● GOAL OF THE EXERCISE: Below are records to be repeated in full. Give them exactly.

[Excerpts from an interface dataset]
* * * * * * * * *

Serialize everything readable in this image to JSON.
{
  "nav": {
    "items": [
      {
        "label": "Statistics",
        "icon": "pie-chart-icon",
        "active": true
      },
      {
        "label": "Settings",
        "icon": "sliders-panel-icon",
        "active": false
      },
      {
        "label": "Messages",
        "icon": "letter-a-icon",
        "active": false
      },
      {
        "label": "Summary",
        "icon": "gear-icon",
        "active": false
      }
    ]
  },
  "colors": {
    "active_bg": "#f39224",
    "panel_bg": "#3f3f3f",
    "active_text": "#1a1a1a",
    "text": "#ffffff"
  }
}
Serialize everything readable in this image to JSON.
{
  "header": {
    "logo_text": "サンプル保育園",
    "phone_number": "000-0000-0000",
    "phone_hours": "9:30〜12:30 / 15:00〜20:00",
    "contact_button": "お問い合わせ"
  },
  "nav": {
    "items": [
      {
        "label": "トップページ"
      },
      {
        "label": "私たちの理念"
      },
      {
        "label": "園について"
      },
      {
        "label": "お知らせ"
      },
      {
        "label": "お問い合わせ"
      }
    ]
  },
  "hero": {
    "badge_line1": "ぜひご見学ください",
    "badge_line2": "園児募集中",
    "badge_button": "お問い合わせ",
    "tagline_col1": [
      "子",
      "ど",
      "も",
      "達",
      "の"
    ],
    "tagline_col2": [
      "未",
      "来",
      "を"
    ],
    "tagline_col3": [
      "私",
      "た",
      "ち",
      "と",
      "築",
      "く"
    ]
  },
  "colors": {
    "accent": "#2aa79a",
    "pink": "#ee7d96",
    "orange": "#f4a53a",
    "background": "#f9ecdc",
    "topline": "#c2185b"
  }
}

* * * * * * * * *

● TASK RESULT:
Serialize everything readable in this image to JSON.
{
  "nav": {
    "items": [
      {
        "label": "Statistics",
        "icon": "pie-chart-icon",
        "active": true
      },
      {
        "label": "Settings",
        "icon": "sliders-panel-icon",
        "active": false
      },
      {
        "label": "Messages",
        "icon": "letter-a-icon",
        "active": false
      },
      {
        "label": "Summary",
        "icon": "gear-icon",
        "active": false
      }
    ]
  },
  "colors": {
    "active_bg": "#f39224",
    "panel_bg": "#3f3f3f",
    "active_text": "#1a1a1a",
    "text": "#ffffff"
  }
}
Serialize everything readable in this image to JSON.
{
  "header": {
    "logo_text": "サンプル保育園",
    "phone_number": "000-0000-0000",
    "phone_hours": "9:30〜12:30 / 15:00〜20:00",
    "contact_button": "お問い合わせ"
  },
  "nav": {
    "items": [
      {
        "label": "トップページ"
      },
      {
        "label": "私たちの理念"
      },
      {
        "label": "園について"
      },
      {
        "label": "お知らせ"
      },
      {
        "label": "お問い合わせ"
      }
    ]
  },
  "hero": {
    "badge_line1": "ぜひご見学ください",
    "badge_line2": "園児募集中",
    "badge_button": "お問い合わせ",
    "tagline_col1": [
      "子",
      "ど",
      "も",
      "達",
      "の"
    ],
    "tagline_col2": [
      "未",
      "来",
      "を"
    ],
    "tagline_col3": [
      "私",
      "た",
      "ち",
      "と",
      "築",
      "く"
    ]
  },
  "colors": {
    "accent": "#2aa79a",
    "pink": "#ee7d96",
    "orange": "#f4a53a",
    "background": "#f9ecdc",
    "topline": "#c2185b"
  }
}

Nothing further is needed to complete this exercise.